- Title I schools that do not make adequate yearly progress (AYP) for two consecutive years are identified for school improvement. If an identified Title I school does not make AYP while in that status and thus enters the second year of school improvement status, its district must offer students from low-income families in the school the opportunity to receive free supplemental educational services (SES). The district must also offer SES to students from low-income families in schools that continue to miss AYP targets and are identified for corrective action or restructuring. Parents of eligible students may choose a provider from the state approved list and the school district pays for the services.
- Federal regulations prohibit school districts identified for improvement or corrective action from serving as SES providers.
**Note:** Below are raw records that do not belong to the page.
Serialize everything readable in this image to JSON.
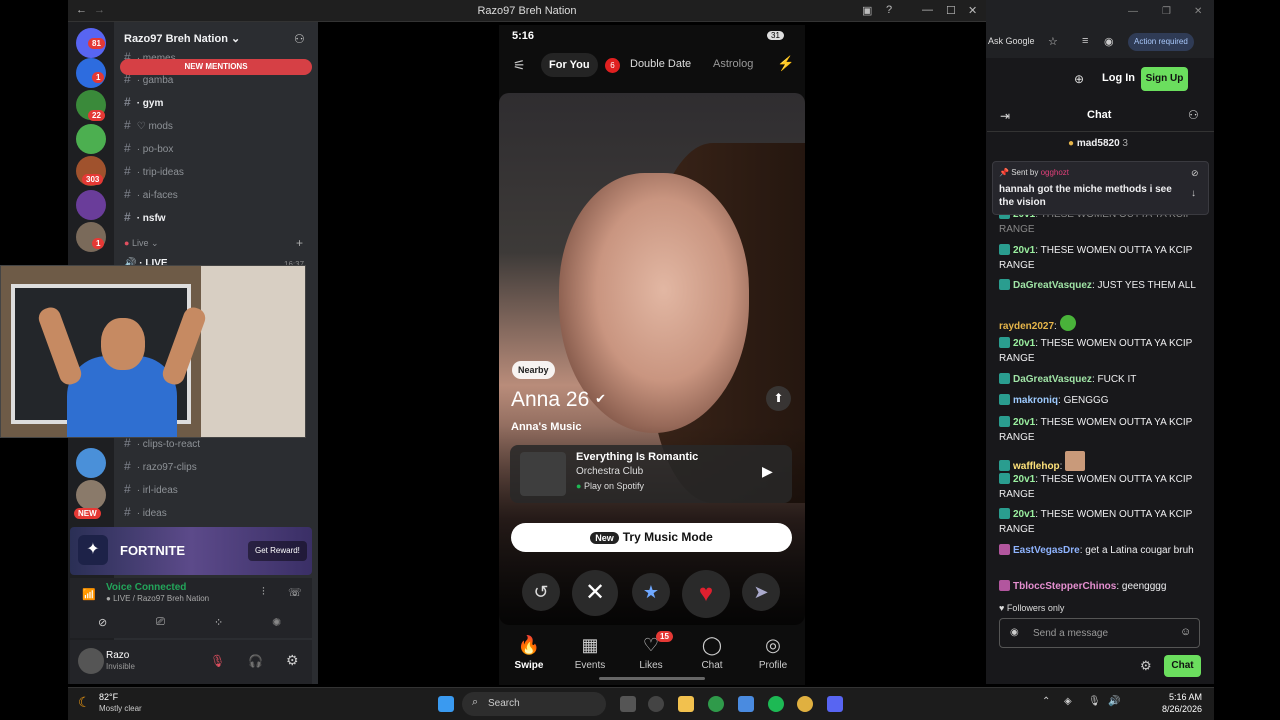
{
  "mirror": {
    "title": "Razo97 Breh Nation"
  },
  "discord": {
    "server_name": "Razo97 Breh Nation",
    "new_mentions": "NEW MENTIONS",
    "server_badges": [
      "81",
      "1",
      "22",
      "303",
      "1",
      "1"
    ],
    "new_label": "NEW",
    "channels": [
      {
        "name": "memes",
        "bold": false
      },
      {
        "name": "gamba",
        "bold": false
      },
      {
        "name": "gym",
        "bold": true
      },
      {
        "name": "mods",
        "bold": false
      },
      {
        "name": "po-box",
        "bold": false
      },
      {
        "name": "trip-ideas",
        "bold": false
      },
      {
        "name": "ai-faces",
        "bold": false
      },
      {
        "name": "nsfw",
        "bold": true
      }
    ],
    "live_category": "Live",
    "live_channel": "LIVE",
    "live_time": "16:37",
    "lower_channels": [
      "clips-to-react",
      "razo97-clips",
      "irl-ideas",
      "ideas"
    ],
    "promo": {
      "title": "FORTNITE",
      "button": "Get Reward!"
    },
    "voice": {
      "status": "Voice Connected",
      "channel": "LIVE / Razo97 Breh Nation"
    },
    "user": {
      "name": "Razo",
      "status": "Invisible"
    }
  },
  "phone": {
    "status_time": "5:16",
    "battery": "31",
    "tabs": {
      "for_you": "For You",
      "double_date_badge": "6",
      "double_date": "Double Date",
      "astrology": "Astrolog"
    },
    "profile": {
      "nearby": "Nearby",
      "name": "Anna",
      "age": "26",
      "music_label": "Anna's Music",
      "song": "Everything Is Romantic",
      "artist": "Orchestra Club",
      "spotify": "Play on Spotify"
    },
    "music_mode": {
      "new": "New",
      "label": "Try Music Mode"
    },
    "nav": [
      {
        "label": "Swipe",
        "icon": "🔥"
      },
      {
        "label": "Events",
        "icon": "▦"
      },
      {
        "label": "Likes",
        "icon": "♡",
        "badge": "15"
      },
      {
        "label": "Chat",
        "icon": "◯"
      },
      {
        "label": "Profile",
        "icon": "◎"
      }
    ]
  },
  "browser": {
    "ask_google": "Ask Google",
    "action_required": "Action required",
    "log_in": "Log In",
    "sign_up": "Sign Up"
  },
  "chat": {
    "title": "Chat",
    "top_user": "mad5820",
    "top_count": "3",
    "pinned_sent_by": "Sent by",
    "pinned_user": "ogghozt",
    "pinned_text": "hannah got the miche methods i see the vision",
    "messages": [
      {
        "user": "20v1",
        "color": "#9bf0a0",
        "text": "THESE WOMEN OUTTA YA KCIP RANGE"
      },
      {
        "user": "20v1",
        "color": "#9bf0a0",
        "text": "THESE WOMEN OUTTA YA KCIP RANGE"
      },
      {
        "user": "DaGreatVasquez",
        "color": "#a0e4a6",
        "text": "JUST YES THEM ALL"
      },
      {
        "user": "rayden2027",
        "color": "#e6b54a",
        "text": ""
      },
      {
        "user": "20v1",
        "color": "#9bf0a0",
        "text": "THESE WOMEN OUTTA YA KCIP RANGE"
      },
      {
        "user": "DaGreatVasquez",
        "color": "#a0e4a6",
        "text": "FUCK IT"
      },
      {
        "user": "makroniq",
        "color": "#9ecbff",
        "text": "GENGGG"
      },
      {
        "user": "20v1",
        "color": "#9bf0a0",
        "text": "THESE WOMEN OUTTA YA KCIP RANGE"
      },
      {
        "user": "wafflehop",
        "color": "#ffe27a",
        "text": ""
      },
      {
        "user": "20v1",
        "color": "#9bf0a0",
        "text": "THESE WOMEN OUTTA YA KCIP RANGE"
      },
      {
        "user": "20v1",
        "color": "#9bf0a0",
        "text": "THESE WOMEN OUTTA YA KCIP RANGE"
      },
      {
        "user": "EastVegasDre",
        "color": "#8fb4ff",
        "text": "get a Latina cougar bruh"
      },
      {
        "user": "TbloccStepperChinos",
        "color": "#e58fd0",
        "text": "geengggg"
      }
    ],
    "followers_only": "Followers only",
    "input_placeholder": "Send a message",
    "chat_button": "Chat"
  },
  "taskbar": {
    "temp": "82°F",
    "weather": "Mostly clear",
    "search": "Search",
    "time": "5:16 AM",
    "date": "8/26/2026"
  }
}
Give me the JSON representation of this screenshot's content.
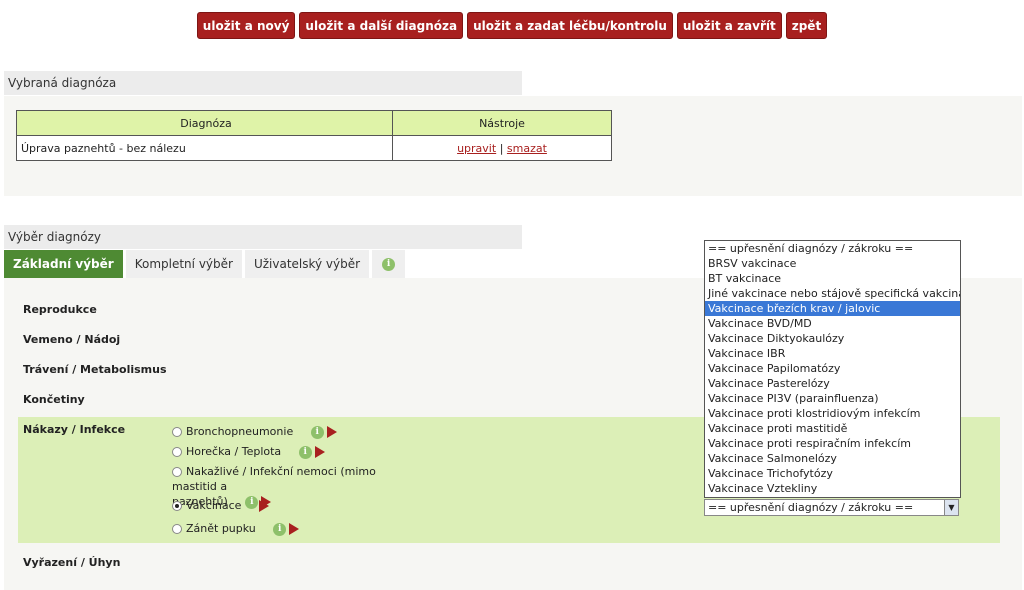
{
  "toolbar": {
    "buttons": [
      "uložit a nový",
      "uložit a další diagnóza",
      "uložit a zadat léčbu/kontrolu",
      "uložit a zavřít",
      "zpět"
    ]
  },
  "selected_diagnosis": {
    "title": "Vybraná diagnóza",
    "columns": [
      "Diagnóza",
      "Nástroje"
    ],
    "rows": [
      {
        "diagnosis": "Úprava paznehtů - bez nálezu",
        "edit": "upravit",
        "separator": "|",
        "delete": "smazat"
      }
    ]
  },
  "diagnosis_selection": {
    "title": "Výběr diagnózy",
    "tabs": [
      "Základní výběr",
      "Kompletní výběr",
      "Uživatelský výběr"
    ],
    "categories": [
      "Reprodukce",
      "Vemeno / Nádoj",
      "Trávení / Metabolismus",
      "Končetiny",
      "Nákazy / Infekce",
      "Vyřazení / Úhyn"
    ],
    "options": [
      {
        "label": "Bronchopneumonie",
        "checked": false
      },
      {
        "label": "Horečka / Teplota",
        "checked": false
      },
      {
        "label": "Nakažlivé / Infekční nemoci (mimo mastitid a",
        "label2": "paznehtů)",
        "checked": false
      },
      {
        "label": "Vakcinace",
        "checked": true
      },
      {
        "label": "Zánět pupku",
        "checked": false
      }
    ]
  },
  "refinement": {
    "selected": "== upřesnění diagnózy / zákroku ==",
    "highlighted_index": 4,
    "options": [
      "== upřesnění diagnózy / zákroku ==",
      "BRSV vakcinace",
      "BT vakcinace",
      "Jiné vakcinace nebo stájově specifická vakcinace",
      "Vakcinace březích krav / jalovic",
      "Vakcinace BVD/MD",
      "Vakcinace Diktyokaulózy",
      "Vakcinace IBR",
      "Vakcinace Papilomatózy",
      "Vakcinace Pasterelózy",
      "Vakcinace PI3V (parainfluenza)",
      "Vakcinace proti klostridiovým infekcím",
      "Vakcinace proti mastitidě",
      "Vakcinace proti respiračním infekcím",
      "Vakcinace Salmonelózy",
      "Vakcinace Trichofytózy",
      "Vakcinace Vztekliny"
    ]
  }
}
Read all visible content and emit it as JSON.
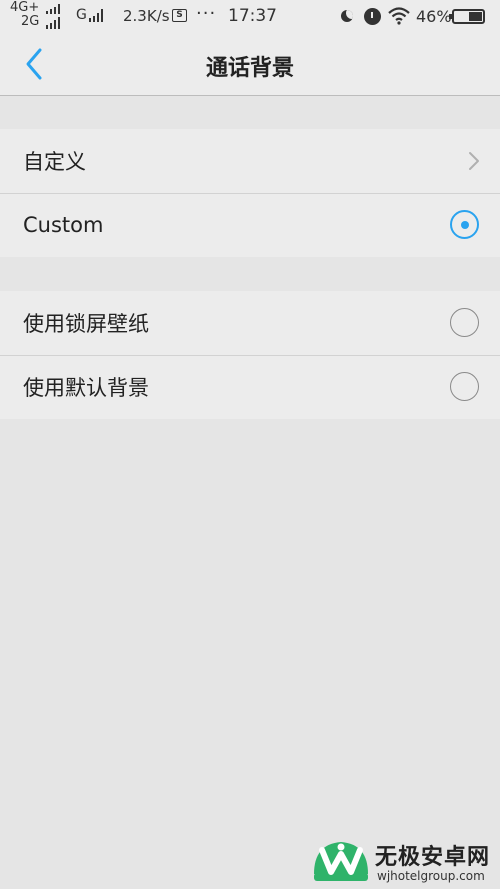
{
  "status_bar": {
    "network_top": "4G+",
    "network_bottom": "2G",
    "network2": "G",
    "speed": "2.3K/s",
    "sim_icon": "S",
    "more": "···",
    "time": "17:37",
    "battery_pct": "46%",
    "battery_level": 0.46
  },
  "header": {
    "title": "通话背景",
    "back_icon": "chevron-left-icon",
    "accent_color": "#2aa3ef"
  },
  "groups": [
    {
      "items": [
        {
          "label": "自定义",
          "control": "chevron"
        },
        {
          "label": "Custom",
          "control": "radio",
          "selected": true
        }
      ]
    },
    {
      "items": [
        {
          "label": "使用锁屏壁纸",
          "control": "radio",
          "selected": false
        },
        {
          "label": "使用默认背景",
          "control": "radio",
          "selected": false
        }
      ]
    }
  ],
  "watermark": {
    "title": "无极安卓网",
    "url": "wjhotelgroup.com"
  }
}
The SES waiver pilot program allowed five identified districts to serve as SES providers beginning in 2005–06 (Boston and Chicago), 2006–07 (Hillsborough County, Florida and Anchorage, Alaska), and 2008–09 (Charlotte-Mecklenburg, North Carolina).
- In 2009–10, the pilot was replaced with a more expansive waiver opportunity that allows states to request a waiver from the U.S. Department of Education to approve identified districts or schools as SES providers.
Main Study Questions
- Did the percentage of eligible students participating in SES during the pilot years increase from the previous year(s)?
- Do SES participants in waiver districts show achievement gains relative to students who do not participate? Do students served by district SES providers in waiver districts show achievement gains that are at least comparable to those of students served by non district providers?
- Are districts communicating with parents about the availability of SES in a manner that is clear, easy to understand, and unbiased with respect to particular providers?
Findings and Implications
- In the three districts that did not serve as SES providers before the waiver (Anchorage, Charlotte Mecklenburg, and Hillsborough), SES participation rates increased in the first year of the waiver. (Boston and Chicago served as providers prior to receipt of the waiver.)
- There were few demographic or academic differences between students served by district providers and students served by non-district providers.
- Students in three of the five districts demonstrated statistically significantly larger mathematics achievement gains during periods of SES participation than during periods of nonparticipation. In addition, in two districts, SES participation was associated with statistically significant reading gains. Averaged across the five districts, the overall association between SES participation and achievement gains was statistically significant in both mathematics and reading, relative to nonparticipation.
- Across the five districts, the achievement gains associated with SES participation relative to nonparticipation did not differ for district and non-district providers for either mathematics of reading.
- All five districts reported using multiple communication strategies to reach eligible families, provided balanced information about SES providers, translated information into at least one language other than English, and provided extended enrollment periods.
Request of the Office of Planning, Evaluation and Policy Development
The analyses used a fixed effects approach, which calculates "value-added" estimates of the achievement gains associated with SES by comparing the pre treatment and post treatment achievement of each individual student.
- Student-level data from districts on:
- State achievement tests (grades 3–8 in Boston, Charlotte-Mecklenburg, and Chicago and grades 3–10 in Anchorage and Hillsborough),
- Eligibility for and participation in SES, and
- District communication documents with parents regarding SES.
Given that this evaluation included only the five districts that received waivers, it is not representative of the population of all districts nationally. Therefore, the findings from this report should not be generalized to the effectiveness of SES in general, or SES provided by district or non-district providers.
American Institutes for Research and RTI International